*** Entries provided

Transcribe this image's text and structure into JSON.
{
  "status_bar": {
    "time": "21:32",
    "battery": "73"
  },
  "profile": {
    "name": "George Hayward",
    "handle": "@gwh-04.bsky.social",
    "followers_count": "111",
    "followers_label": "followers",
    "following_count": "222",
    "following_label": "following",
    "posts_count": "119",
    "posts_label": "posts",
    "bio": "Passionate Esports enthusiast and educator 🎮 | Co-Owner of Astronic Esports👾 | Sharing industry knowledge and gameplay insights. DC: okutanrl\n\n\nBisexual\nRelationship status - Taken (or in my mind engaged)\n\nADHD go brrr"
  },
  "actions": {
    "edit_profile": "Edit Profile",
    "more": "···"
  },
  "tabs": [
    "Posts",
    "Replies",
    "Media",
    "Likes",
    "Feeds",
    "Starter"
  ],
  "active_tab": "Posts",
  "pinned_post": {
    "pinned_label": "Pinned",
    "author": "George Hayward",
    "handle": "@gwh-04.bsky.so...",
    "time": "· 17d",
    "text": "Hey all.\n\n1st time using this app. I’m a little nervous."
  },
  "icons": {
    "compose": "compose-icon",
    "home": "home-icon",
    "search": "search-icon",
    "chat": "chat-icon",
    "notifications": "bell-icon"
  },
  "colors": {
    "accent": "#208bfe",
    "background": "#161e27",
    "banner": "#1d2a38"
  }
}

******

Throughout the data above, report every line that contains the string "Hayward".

    "name": "George Hayward",
    "author": "George Hayward",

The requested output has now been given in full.